bind is a method on the prototype of all functions in JavaScript. It allows you to create a new function from an existing function, change the new function’s this context, and provide any arguments you want the new function to be called with. The arguments provided to bind will precede any arguments that are passed to the new function when it is called.

Using bind to change this in a function

The first argument provided to bind is the this context the function will be bound to. If you do not want to change the value of this pass null as the first argument.

You are tasked with writing code to update the number of attendees as they arrive at a conference. You create a simple webpage that has a button that, when clicked, increments the numOfAttendees property on the confrence object. You use jQuery to add a click handler to your button, but after clicking the button the confrence object has not changed. Your code might look something like this.

var nodevember = {
  numOfAttendees: 0,
  incrementNumOfAttendees: function() {
    this.numOfAttendees++;
  }
  // other properties
};

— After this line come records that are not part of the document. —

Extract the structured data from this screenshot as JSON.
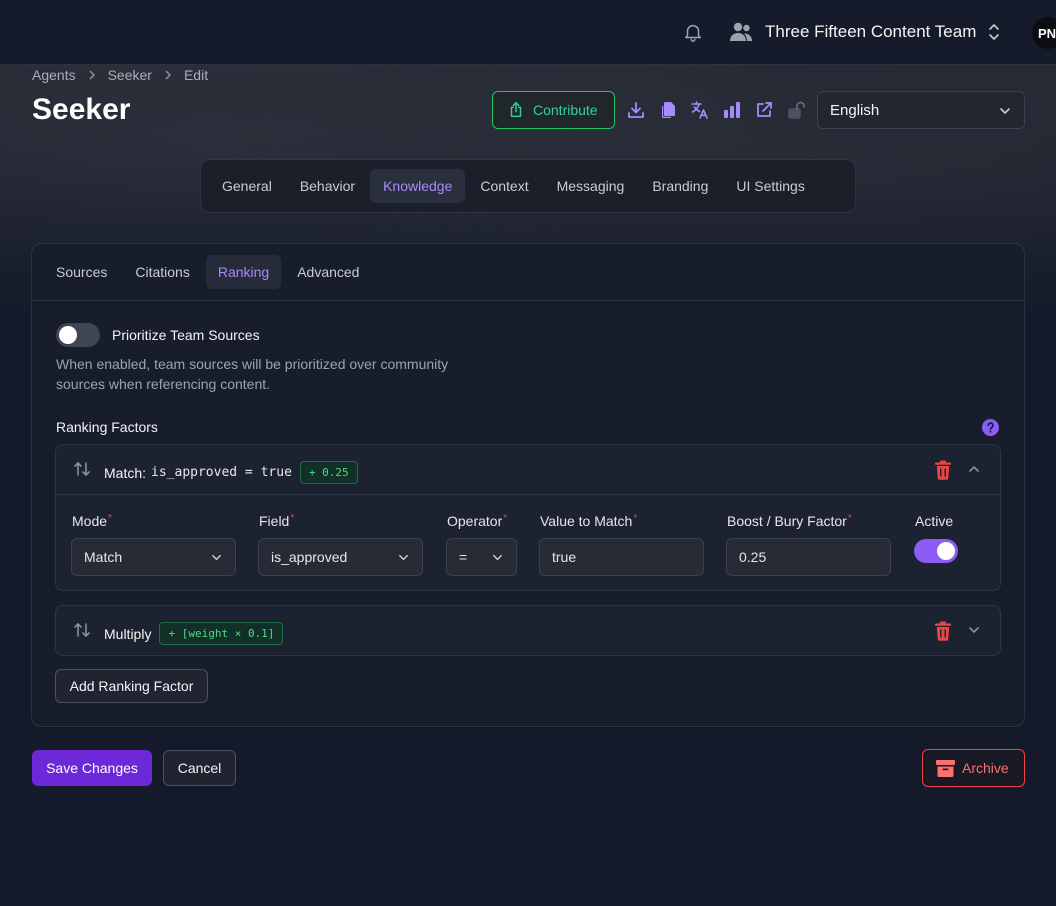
{
  "topbar": {
    "team_name": "Three Fifteen Content Team",
    "avatar_initials": "PN"
  },
  "breadcrumb": [
    "Agents",
    "Seeker",
    "Edit"
  ],
  "page_title": "Seeker",
  "header": {
    "contribute_label": "Contribute",
    "language": "English",
    "accent_color": "#a78bfa",
    "contribute_color": "#22c55e"
  },
  "main_tabs": [
    "General",
    "Behavior",
    "Knowledge",
    "Context",
    "Messaging",
    "Branding",
    "UI Settings"
  ],
  "main_tab_active": "Knowledge",
  "sub_tabs": [
    "Sources",
    "Citations",
    "Ranking",
    "Advanced"
  ],
  "sub_tab_active": "Ranking",
  "prioritize": {
    "label": "Prioritize Team Sources",
    "description": "When enabled, team sources will be prioritized over community sources when referencing content.",
    "enabled": false
  },
  "ranking_factors": {
    "label": "Ranking Factors",
    "factors": [
      {
        "title": "Match:",
        "expression": "is_approved = true",
        "badge": "+ 0.25",
        "expanded": true,
        "fields": {
          "mode_label": "Mode",
          "mode_value": "Match",
          "field_label": "Field",
          "field_value": "is_approved",
          "operator_label": "Operator",
          "operator_value": "=",
          "value_label": "Value to Match",
          "value_value": "true",
          "boost_label": "Boost / Bury Factor",
          "boost_value": "0.25",
          "active_label": "Active",
          "active": true
        }
      },
      {
        "title": "Multiply",
        "expression": "",
        "badge": "+ [weight × 0.1]",
        "expanded": false
      }
    ],
    "add_label": "Add Ranking Factor"
  },
  "footer": {
    "save_label": "Save Changes",
    "cancel_label": "Cancel",
    "archive_label": "Archive",
    "save_color": "#6d28d9",
    "archive_color": "#ef4444"
  }
}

$('.add-attendee-btn').on('click', nodevember.incrementNumOfAttendees);

This is a common problem when working with jQuery and JavaScript. When you click the button the this keyword in the method you passed to jQuery’s on method references the button and not the conference object. You can bind the this context of your method to solve the problem.

var nodevember = {
  numOfAttendees: 0,
  incrementNumOfAttendees: function() {
    this.numOfAttendees++;
  }
  // other properties
};

$('.add-attendee-btn').on('click', nodevember.incrementNumOfAttendees.bind(nodevember));

Now when the button is clicked this references the nodevember object.

Providing arguments to a function with bind

Each argument passed to bind after the first will precede any arguments passed when the function is called. This allows you to pre-apply arguments to a function. In the example below, combineStrings takes two strings and concatenates them together. bind is then used to create a function that always provides “Cool” as the first string.

function combineStrings(str1, str2) {
  return str1 + " " + str2
}

var makeCool = combineStrings.bind(null, "Cool");

makeCool("trick"); // "Cool trick"

The guide on this reference has more information about how what the this keyword references can change.

More details on the bind method can be found on Mozilla’s MDN docs.